George Job Elvey was born to John and Abigail Hardiman Elvey in March of 1816 at Canterbury, England. His family is said to have been musical and involved in the life of the Canterbury Cathedral city.
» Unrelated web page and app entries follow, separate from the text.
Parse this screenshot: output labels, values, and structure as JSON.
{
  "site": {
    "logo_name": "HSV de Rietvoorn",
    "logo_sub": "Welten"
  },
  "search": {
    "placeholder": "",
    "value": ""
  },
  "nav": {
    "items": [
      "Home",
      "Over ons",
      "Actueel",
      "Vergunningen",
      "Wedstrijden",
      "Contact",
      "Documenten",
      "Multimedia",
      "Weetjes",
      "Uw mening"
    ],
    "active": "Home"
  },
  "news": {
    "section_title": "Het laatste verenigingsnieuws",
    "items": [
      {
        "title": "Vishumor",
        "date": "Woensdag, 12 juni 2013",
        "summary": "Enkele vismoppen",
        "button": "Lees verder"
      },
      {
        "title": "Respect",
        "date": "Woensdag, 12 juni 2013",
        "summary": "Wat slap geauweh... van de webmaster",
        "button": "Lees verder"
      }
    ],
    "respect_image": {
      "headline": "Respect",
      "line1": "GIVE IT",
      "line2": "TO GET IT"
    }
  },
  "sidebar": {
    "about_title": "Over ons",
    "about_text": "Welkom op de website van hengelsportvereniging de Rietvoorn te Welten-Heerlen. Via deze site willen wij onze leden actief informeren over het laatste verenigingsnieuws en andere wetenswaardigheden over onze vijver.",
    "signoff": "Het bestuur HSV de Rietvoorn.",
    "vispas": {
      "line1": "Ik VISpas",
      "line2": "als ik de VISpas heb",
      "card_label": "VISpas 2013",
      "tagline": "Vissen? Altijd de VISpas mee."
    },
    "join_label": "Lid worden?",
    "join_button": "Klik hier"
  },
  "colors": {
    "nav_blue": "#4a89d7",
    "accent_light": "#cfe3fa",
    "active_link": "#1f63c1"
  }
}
George's musical abilities were apparent early in life and he began singing at Canterbury Cathedral as a boy. He enjoyed the tutelage of his older brother and had became an expert organist by the age of seventeen. He received formal training at the Canterbury Cathedral School, and at the Royal Academy of Music. In 1835, at the age of nineteen, he was appointed master of the boys, and organist, at St. George's Chapel, Windsor. The Chapel was completed in 1528 and is the place of worship at Windsor Castle, one of the chief residences of the British Royalty. Two of the royal princes were some of his pupils. He would serve at St. George's Chapel for the remainder of his career.
He continued his training at Oxford University, where he would earn a bachelor's degree in 1838 and a doctorate in 1840. His abilities in composition were exhibited in his graduation works.
George became a prolific composer of church music, including oratorios, chants, part-songs and anthems. It is said that many of his best works were composed for special services at St. George's Chapel.
It is said that a composition written for the wedding of Princess Louise (in addition to many other royal commissions) earned him a Knighthood in 1871.
George himself would marry four times, and be widowed three times. He was blessed with four sons and one daughter. In 1882 George had his fourth wedding and Mary Savory, daughter of a future Lord Mayor of London, became his wife. He was 66 years old.

This same year he retired as organist at St. George's chapel after serving for 47 years. He and Mary enjoyed ten years together before he passed away in September of 1893 at the age of 77. Mary published his memoirs a few years later.

Information in this article came from:
'Hymns of the Church of Jesus Christ of Latter-day Saints, (Deseret Book Company, Salt Lake City, Utah, 1985, #94)
'Holy Bible, King James Version,' Psalms 65:4, p. 754; Mark 4:26-28, p 1247. (The Church of Jesus Christ of Latter-day Saints, Salt Lake City, Utah, 1979)
Webster’s New Collegiate Dictionary, (G & C Merriam Company, Springfield, Massachusetts, 1975)
Karen Lynn Davidson, 'Our Latter-day Hymns,' pp. 123-124, 340, 373. (Deseret Book Company, Salt Lake City, Utah, 1988)
J. Spencer Cornwall, 'Stories of our Mormon Hymns,' p. 38 . (Deseret Book Company, Salt Lake City, Utah, 1963)